The sun is a renewable, ever-present source of energy for your home. But you don’t have to add solar panels to your home’s roof to reap the benefits of the sun’s power.
Passive solar design — done right – can heat and cool your home in environmentally friendly and cost effective ways. Passive solar design takes advantage of a particular site’s climate (and microclimate) and uses special building materials to cool and heat the house using (or deflecting) the sun’s rays.
But creating a passive solar home requires careful design that takes into consideration your particular location and climate.
Successful Passive Solar Design
In order for a passive solar design to work successfully you need these three elements:
- South-facing windows. These windows should be unobstructed by trees or other buildings from at least 9 a.m. to 3 p.m. every day. During the summer, the windows should have shades to avoid overheating the house.
- Thermal mass. This is a type of materials that will absorb the heat from the sun during the day – it could consist of wood, solid log or timbers, concrete, brick, tile, stone, or SIP (structural insulated panels). Thermal mass can become part of the structural or finish materials of a home. Thermal mass not only helps keep a house warm in the winter, but also helps keep things cool during the hotter months by absorbing the warm air in the house.

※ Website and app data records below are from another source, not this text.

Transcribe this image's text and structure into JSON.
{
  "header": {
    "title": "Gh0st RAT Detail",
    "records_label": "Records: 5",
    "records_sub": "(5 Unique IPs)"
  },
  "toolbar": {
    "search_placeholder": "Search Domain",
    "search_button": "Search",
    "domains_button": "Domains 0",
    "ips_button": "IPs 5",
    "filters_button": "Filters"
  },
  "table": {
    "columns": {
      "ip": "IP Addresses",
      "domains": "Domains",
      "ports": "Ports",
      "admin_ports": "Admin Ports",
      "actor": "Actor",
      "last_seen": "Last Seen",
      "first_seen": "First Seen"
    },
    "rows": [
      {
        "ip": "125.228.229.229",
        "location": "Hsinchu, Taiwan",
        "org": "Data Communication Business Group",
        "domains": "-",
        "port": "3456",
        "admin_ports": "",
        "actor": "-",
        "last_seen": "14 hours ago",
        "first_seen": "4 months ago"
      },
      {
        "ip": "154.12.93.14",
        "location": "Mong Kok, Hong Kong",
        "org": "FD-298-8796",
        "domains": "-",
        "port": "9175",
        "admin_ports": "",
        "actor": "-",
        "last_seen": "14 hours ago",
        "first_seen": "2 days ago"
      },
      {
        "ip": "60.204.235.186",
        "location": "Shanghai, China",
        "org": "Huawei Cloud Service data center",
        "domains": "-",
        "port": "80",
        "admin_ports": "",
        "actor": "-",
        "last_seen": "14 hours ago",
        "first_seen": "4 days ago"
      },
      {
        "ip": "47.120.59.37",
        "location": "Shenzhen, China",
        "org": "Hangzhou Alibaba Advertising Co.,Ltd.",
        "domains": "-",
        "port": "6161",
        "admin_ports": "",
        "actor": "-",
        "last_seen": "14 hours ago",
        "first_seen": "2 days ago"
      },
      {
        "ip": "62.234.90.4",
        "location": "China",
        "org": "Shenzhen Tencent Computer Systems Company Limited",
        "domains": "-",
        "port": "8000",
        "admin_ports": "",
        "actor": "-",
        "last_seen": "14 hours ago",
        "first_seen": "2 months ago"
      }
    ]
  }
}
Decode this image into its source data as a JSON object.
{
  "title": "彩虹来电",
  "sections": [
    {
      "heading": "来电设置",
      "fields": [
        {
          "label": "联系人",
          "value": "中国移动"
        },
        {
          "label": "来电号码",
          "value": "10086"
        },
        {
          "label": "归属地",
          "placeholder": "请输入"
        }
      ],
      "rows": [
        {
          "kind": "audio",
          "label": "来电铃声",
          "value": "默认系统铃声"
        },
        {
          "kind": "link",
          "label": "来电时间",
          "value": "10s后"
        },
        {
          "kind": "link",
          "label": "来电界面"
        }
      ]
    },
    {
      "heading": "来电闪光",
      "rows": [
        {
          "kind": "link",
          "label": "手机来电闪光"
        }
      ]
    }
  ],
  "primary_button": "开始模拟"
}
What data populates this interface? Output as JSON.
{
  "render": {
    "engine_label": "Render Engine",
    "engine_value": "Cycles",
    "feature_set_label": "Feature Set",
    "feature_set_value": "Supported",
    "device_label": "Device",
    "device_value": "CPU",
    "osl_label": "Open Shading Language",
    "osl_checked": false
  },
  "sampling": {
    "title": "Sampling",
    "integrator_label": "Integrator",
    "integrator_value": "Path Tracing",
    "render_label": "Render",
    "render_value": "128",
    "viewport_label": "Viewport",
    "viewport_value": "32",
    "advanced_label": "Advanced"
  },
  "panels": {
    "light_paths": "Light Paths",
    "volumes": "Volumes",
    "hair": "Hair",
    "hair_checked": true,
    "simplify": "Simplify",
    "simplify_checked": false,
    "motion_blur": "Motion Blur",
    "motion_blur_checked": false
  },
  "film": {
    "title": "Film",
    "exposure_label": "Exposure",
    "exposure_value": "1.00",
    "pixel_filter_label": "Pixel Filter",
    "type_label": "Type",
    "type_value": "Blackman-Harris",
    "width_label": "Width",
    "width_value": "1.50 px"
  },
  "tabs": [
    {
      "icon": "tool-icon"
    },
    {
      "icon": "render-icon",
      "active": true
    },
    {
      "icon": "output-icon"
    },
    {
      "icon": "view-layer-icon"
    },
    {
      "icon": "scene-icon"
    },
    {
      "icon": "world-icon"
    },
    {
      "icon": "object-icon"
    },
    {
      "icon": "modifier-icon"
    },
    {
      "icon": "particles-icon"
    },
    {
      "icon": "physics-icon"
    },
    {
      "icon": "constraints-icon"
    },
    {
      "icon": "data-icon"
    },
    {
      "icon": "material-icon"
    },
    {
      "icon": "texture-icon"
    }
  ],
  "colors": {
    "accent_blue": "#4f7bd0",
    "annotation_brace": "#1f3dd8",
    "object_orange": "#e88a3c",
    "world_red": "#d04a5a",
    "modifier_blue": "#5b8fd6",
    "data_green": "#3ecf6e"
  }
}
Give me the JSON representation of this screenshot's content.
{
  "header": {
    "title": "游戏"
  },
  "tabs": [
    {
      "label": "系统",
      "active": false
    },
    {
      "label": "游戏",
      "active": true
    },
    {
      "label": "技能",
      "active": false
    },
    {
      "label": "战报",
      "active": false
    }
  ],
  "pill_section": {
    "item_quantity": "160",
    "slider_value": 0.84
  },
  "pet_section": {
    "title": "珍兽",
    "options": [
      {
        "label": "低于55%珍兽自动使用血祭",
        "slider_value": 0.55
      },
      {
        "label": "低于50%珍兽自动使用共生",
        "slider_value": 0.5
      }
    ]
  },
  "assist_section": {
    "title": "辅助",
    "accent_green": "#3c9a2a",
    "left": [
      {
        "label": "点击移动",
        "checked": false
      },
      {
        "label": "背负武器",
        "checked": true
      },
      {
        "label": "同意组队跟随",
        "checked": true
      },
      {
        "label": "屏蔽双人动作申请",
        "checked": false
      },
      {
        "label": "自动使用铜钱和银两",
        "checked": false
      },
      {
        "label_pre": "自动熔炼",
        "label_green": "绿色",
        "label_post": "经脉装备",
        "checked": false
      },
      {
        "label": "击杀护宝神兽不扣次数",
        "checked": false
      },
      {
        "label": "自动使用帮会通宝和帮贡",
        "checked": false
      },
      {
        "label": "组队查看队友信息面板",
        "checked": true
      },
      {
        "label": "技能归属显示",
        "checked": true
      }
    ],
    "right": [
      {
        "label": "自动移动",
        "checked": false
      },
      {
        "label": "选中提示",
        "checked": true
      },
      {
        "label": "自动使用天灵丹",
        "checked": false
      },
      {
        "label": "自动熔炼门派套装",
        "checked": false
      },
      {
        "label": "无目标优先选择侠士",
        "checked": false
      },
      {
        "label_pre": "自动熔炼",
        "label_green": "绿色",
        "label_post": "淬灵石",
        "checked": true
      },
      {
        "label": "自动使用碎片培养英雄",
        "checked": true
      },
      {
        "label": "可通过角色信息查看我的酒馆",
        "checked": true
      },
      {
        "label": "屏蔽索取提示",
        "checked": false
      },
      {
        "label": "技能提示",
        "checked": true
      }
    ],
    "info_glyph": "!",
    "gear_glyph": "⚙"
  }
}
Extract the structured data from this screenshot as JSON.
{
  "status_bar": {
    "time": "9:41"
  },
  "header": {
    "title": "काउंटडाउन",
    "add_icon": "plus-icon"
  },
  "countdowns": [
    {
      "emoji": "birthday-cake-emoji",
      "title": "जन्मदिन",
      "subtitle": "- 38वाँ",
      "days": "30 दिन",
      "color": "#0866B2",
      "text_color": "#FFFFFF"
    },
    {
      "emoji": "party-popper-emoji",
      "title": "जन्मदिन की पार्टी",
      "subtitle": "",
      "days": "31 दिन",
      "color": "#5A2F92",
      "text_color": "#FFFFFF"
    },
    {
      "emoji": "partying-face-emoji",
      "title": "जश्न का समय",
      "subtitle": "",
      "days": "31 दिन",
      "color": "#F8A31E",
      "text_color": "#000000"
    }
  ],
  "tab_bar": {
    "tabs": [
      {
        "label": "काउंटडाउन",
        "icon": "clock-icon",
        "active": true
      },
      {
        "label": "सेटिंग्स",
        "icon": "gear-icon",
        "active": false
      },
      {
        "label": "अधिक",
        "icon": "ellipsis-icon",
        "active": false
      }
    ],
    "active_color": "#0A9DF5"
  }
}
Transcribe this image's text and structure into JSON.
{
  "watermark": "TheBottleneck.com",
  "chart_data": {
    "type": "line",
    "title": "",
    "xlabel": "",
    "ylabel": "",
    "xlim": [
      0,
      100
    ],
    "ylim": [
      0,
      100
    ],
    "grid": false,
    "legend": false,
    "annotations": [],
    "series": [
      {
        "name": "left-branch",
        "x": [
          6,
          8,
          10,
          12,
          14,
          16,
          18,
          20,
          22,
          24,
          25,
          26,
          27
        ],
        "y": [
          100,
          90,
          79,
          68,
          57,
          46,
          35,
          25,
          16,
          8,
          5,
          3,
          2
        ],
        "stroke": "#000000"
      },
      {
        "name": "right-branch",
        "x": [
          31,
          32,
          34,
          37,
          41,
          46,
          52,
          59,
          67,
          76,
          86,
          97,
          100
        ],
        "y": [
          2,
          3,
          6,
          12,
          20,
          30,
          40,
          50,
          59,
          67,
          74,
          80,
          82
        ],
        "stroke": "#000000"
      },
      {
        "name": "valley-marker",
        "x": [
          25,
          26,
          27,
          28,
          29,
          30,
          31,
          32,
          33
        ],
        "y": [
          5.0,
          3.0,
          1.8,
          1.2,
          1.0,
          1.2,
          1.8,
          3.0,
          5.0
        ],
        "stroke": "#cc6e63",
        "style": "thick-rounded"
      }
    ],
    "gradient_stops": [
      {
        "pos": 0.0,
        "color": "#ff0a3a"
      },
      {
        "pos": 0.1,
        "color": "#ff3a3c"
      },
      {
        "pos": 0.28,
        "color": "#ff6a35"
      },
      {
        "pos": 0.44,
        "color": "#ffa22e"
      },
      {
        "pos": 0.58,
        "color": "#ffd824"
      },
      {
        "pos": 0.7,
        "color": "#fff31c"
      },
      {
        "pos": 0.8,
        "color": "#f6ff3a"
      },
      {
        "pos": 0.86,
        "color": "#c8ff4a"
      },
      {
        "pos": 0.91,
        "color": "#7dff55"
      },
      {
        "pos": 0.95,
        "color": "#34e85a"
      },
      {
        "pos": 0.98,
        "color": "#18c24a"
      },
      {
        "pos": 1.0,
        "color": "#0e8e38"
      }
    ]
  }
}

- Distribution and control systems. In order to get the heat distributed around your house from the south-facing windows, you need a distribution system. This can be as simple as small fans placed near the windows to distribute heat. Controlling the amount of heat from the sun can be controlled through roof overhands on south facing windows during the summer months, or by manually lowering blinds or shades. You can also opt for more automated methods including installing thermostats that control fans or blowers and vents or dampers.